When they returned Monday, 47 hours after evacuating, they found only their chimney standing.

“The fire just moved too fast,” Mike Chene said. “It was a mile and a half away, then 30 minutes later it was on us.”

Rummaging through the ashes, they found a domino game, a couple of unburned books and a Marine statue. As they stood in the ruins of their home, they joked and laughed; Julienne Chene wiped away an occasional tear.

“It comes in waves,” she said.

Even though there’s little left, the family asked neighbors to keep looters away. Maybe, just maybe, they’ll find something buried five layers down.

“I may find a ring,” Julienne Chene said.
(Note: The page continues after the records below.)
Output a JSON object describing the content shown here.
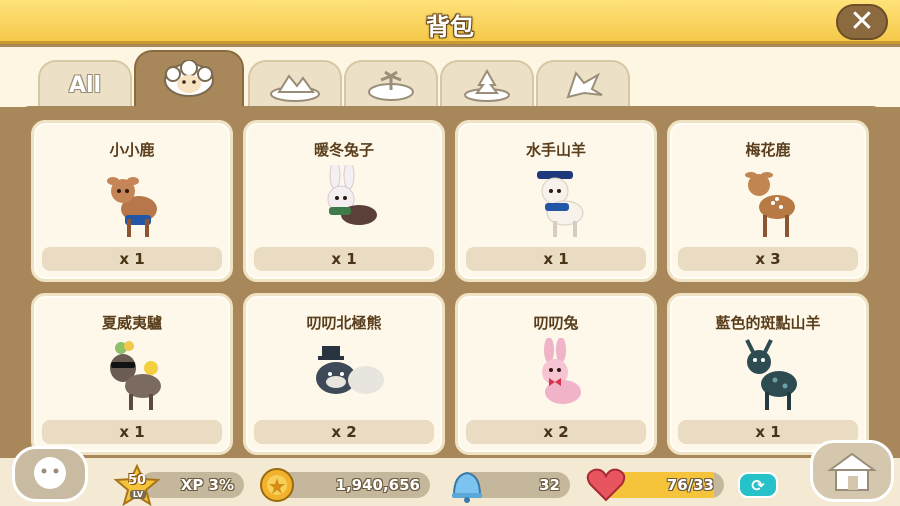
{
  "window": {
    "title": "背包"
  },
  "tabs": [
    {
      "label": "All",
      "icon": "all-text"
    },
    {
      "label": "",
      "icon": "sheep-icon",
      "active": true
    },
    {
      "label": "",
      "icon": "landscape-icon"
    },
    {
      "label": "",
      "icon": "island-icon"
    },
    {
      "label": "",
      "icon": "trees-icon"
    },
    {
      "label": "",
      "icon": "leaf-icon"
    }
  ],
  "items": [
    {
      "name": "小小鹿",
      "count": "x 1",
      "color": "#b8774a"
    },
    {
      "name": "暖冬兔子",
      "count": "x 1",
      "color": "#e9e0e4"
    },
    {
      "name": "水手山羊",
      "count": "x 1",
      "color": "#f3eee8"
    },
    {
      "name": "梅花鹿",
      "count": "x 3",
      "color": "#b87a44"
    },
    {
      "name": "夏威夷驢",
      "count": "x 1",
      "color": "#6a5b53"
    },
    {
      "name": "叨叨北極熊",
      "count": "x 2",
      "color": "#3e4a57"
    },
    {
      "name": "叨叨兔",
      "count": "x 2",
      "color": "#f1b3c7"
    },
    {
      "name": "藍色的斑點山羊",
      "count": "x 1",
      "color": "#2f4b52"
    }
  ],
  "hud": {
    "level": "50",
    "level_tag": "LV",
    "xp": "XP 3%",
    "coins": "1,940,656",
    "bells": "32",
    "hearts": "76/33"
  },
  "colors": {
    "title_bar": "#f5c94a",
    "panel": "#a8875a",
    "card": "#fdf8ea",
    "heart": "#e8555e",
    "refresh": "#27c1c9"
  }
}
In Sylmar, van loads of residents visited the blackened Oakridge Mobile Home Park, where about 500 homes burned to the ground. Cadaver dogs searched for remains Monday morning, but L.A. County coroner’s officials believed no one died.

In 10-minute escorted shifts, people with homes still intact rushed inside to grab documents and other small items they had left behind. The newly homeless could do little more than snap a few pictures and survey the damage.


“It’s devastating,” said preschool teacher Doreen Emerson, 59, shortly after seeing the remains of her home.

“You think you prepare yourself for what you see. Then everybody’s lives, their history, is just gone.”

Her husband, Gary Emerson, said it looked like a bomb exploded, “like you see in pictures of Hiroshima.”

Amid this scene, even the lucky ones didn’t feel so lucky.

Deborah Midelton, 50, a retired inventory analyst for Bristol Meyers, found her mobile home badly damaged but still standing.

She grabbed her arthritis medication and the brass candlesticks her grandmother used for Shabbat, a family heirloom Midelton said had survived “the second war and now this.”

“You’re thrilled your stuff survived,” Midelton said. “But you look around and your neighbors are gone. You want to cry.”






Times staff writers Tony Barboza, Jean Merl, Louis Sahagun, My-Thuan Tran, Ruben Vives, James Wagner and Kimi Yoshino contributed to this report.


More fire coverage

Lots of help: Volunteers responded quickly to the disaster. PAGE 8

Climate? No definite link is found between warming and region’s fires. PAGE 9



L.A. Now: Read dozens of dispatches from Los Angeles Times reporters on the scene at fire zones from Montecito to Yorba Linda, plus updates on the recovery effort, weather conditions, reader comments and more.


Maps: Understand the path of the flames and see breakdowns of where homes were lost in each of the fires.